The rest seem to fall in somewhere between “new” and “standard”: with an established code base, care must be given to compatibility. But they do evolve, and occasionally they introduce breaking changes in the name of fixing problems.
Sometimes, it seems like the standards bodies are too slow: if C++ evolved faster, and kept up with new features, fewer competing languages might appear.
But then we need to think about Perl and Objective C. Perl evolved so fast, adding great features and syntax varieties, it turned into a mess—and in doing so, invited itself to be replaced by Python. Objective C started as two languages crufted together, and although it subsequently evolved much slower, it was ugly all the way and starting over was eventually a better choice over more syntax retrofits.
And incompatibilities between versions prove trouble for
existing code base: Python’s
import changes show this to anyone who has encountered

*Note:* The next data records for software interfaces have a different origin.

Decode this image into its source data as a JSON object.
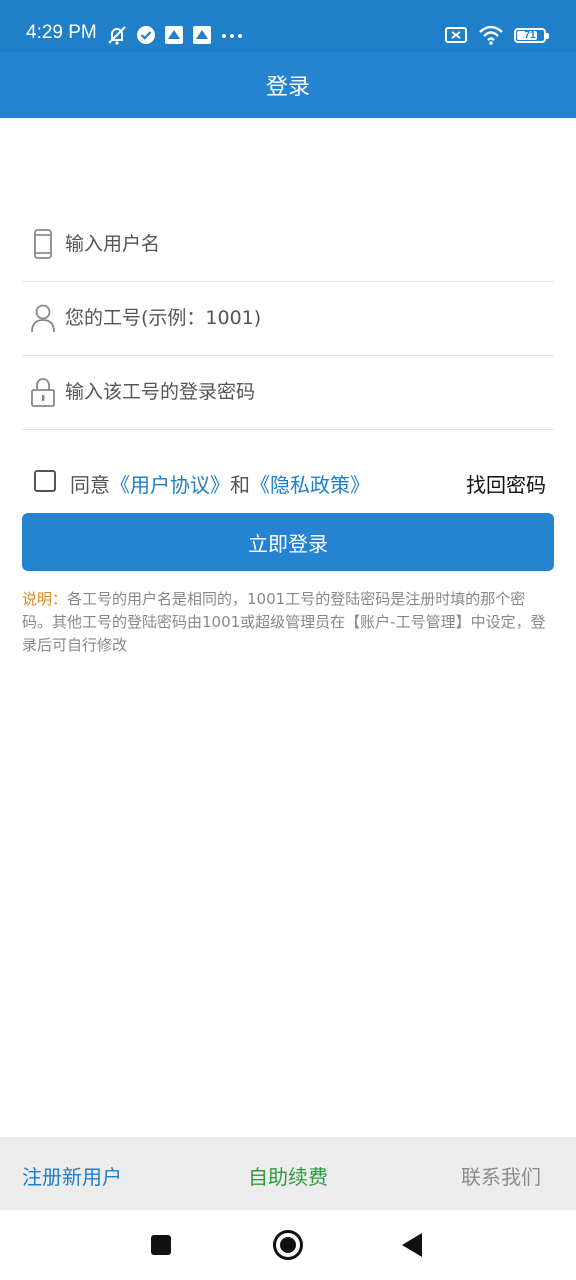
{
  "status_bar": {
    "time": "4:29 PM",
    "battery_level": "71",
    "icons": [
      "mute-icon",
      "check-circle-icon",
      "app-notification-icon",
      "app-notification-icon",
      "more-icon",
      "no-sim-icon",
      "wifi-icon",
      "battery-icon"
    ]
  },
  "app_bar": {
    "title": "登录"
  },
  "form": {
    "username": {
      "placeholder": "输入用户名",
      "value": "",
      "icon": "phone-icon"
    },
    "employee_id": {
      "placeholder": "您的工号(示例：1001)",
      "value": "",
      "icon": "person-icon"
    },
    "password": {
      "placeholder": "输入该工号的登录密码",
      "value": "",
      "icon": "lock-icon"
    },
    "agree": {
      "checked": false,
      "prefix": "同意",
      "user_agreement": "《用户协议》",
      "and": "和",
      "privacy_policy": "《隐私政策》"
    },
    "forgot_password": "找回密码",
    "login_button": "立即登录"
  },
  "note": {
    "label": "说明：",
    "text": "各工号的用户名是相同的，1001工号的登陆密码是注册时填的那个密码。其他工号的登陆密码由1001或超级管理员在【账户-工号管理】中设定，登录后可自行修改"
  },
  "bottom_bar": {
    "register": "注册新用户",
    "renew": "自助续费",
    "contact": "联系我们"
  },
  "colors": {
    "primary": "#2484d2",
    "status_bar": "#1f7fc9",
    "note_label": "#d98a1e",
    "renew": "#2e9a3f",
    "contact": "#8c8c8c"
  }
}
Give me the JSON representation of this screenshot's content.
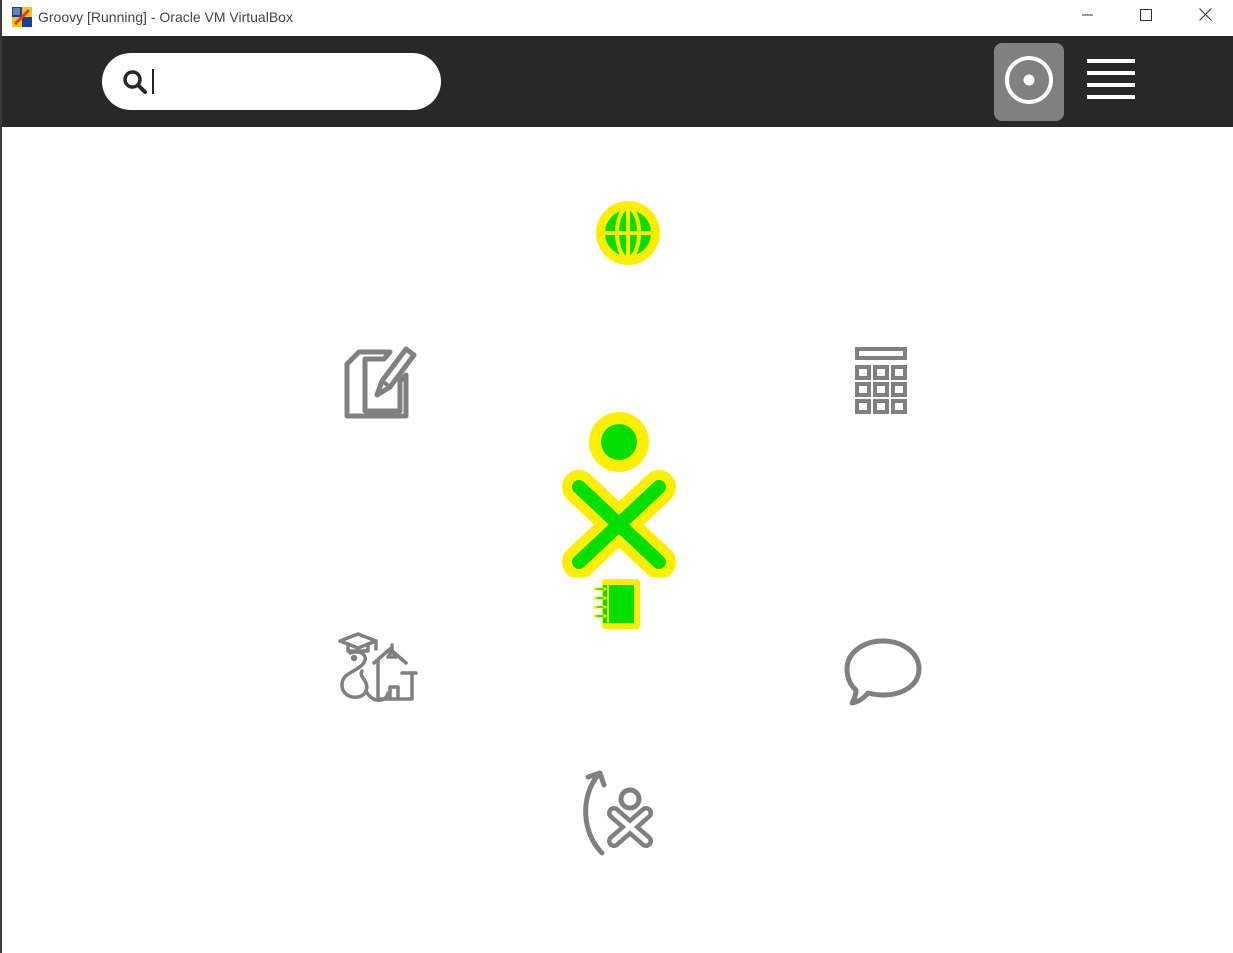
{
  "window": {
    "title": "Groovy [Running] - Oracle VM VirtualBox"
  },
  "titlebar": {
    "icons": [
      "virtualbox-icon",
      "minimize-icon",
      "maximize-icon",
      "close-icon"
    ]
  },
  "toolbar": {
    "search": {
      "value": "",
      "placeholder": ""
    },
    "icons": [
      "search-icon",
      "ring-view-icon",
      "hamburger-menu-icon"
    ]
  },
  "home": {
    "activities": [
      {
        "name": "browse",
        "icon": "globe-icon",
        "active": true
      },
      {
        "name": "write",
        "icon": "pencil-document-icon",
        "active": false
      },
      {
        "name": "calculate",
        "icon": "calculator-icon",
        "active": false
      },
      {
        "name": "pippy",
        "icon": "snake-school-icon",
        "active": false
      },
      {
        "name": "chat",
        "icon": "speech-bubble-icon",
        "active": false
      },
      {
        "name": "software-update",
        "icon": "xo-update-icon",
        "active": false
      },
      {
        "name": "journal",
        "icon": "notebook-icon",
        "active": true
      }
    ],
    "buddy": {
      "icon": "xo-buddy-icon"
    }
  },
  "colors": {
    "toolbar_bg": "#282828",
    "xo_fill": "#00e000",
    "xo_stroke": "#ffee00",
    "inactive_icon": "#808080",
    "selected_view_bg": "#808080"
  }
}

Perhaps some of the faster-evolving languages act as test-beds for new ideas, prior to their consideration in the slower-evolving languages. And although Groovy’s elvis and safe-navigation operators are great, would they be helpful in C++? Well, elvis does seem handy. But on reflection, multi-level structures are different in Java/Groovy vs. C++: C++ produces an aggregate data structure in a single block of memory, rather than connecting it from pieces via references. In C++, the safe-navigation operator would be mostly superfluous.
My current favorite language is C++: I can still use C code, interface with Objective C when necessary, it supports multiple paradigms, and it produces efficient executables.
But I don’t confine myself to C++, and I acknowledge that other languages have advantages and disadvantages that make them better or worse for different sorts uses. Among other things, it’s a beast and not the ideal thing for beginners.
Still, I find it crazy that there are 80 languages in common enough use that they are tracked on the Tiobe index. We programmers need to be more judicial about reinventing the wheel. For sanity, I will pick and choose among the languages in the top 20, taking into account utility, suitability, and longevity.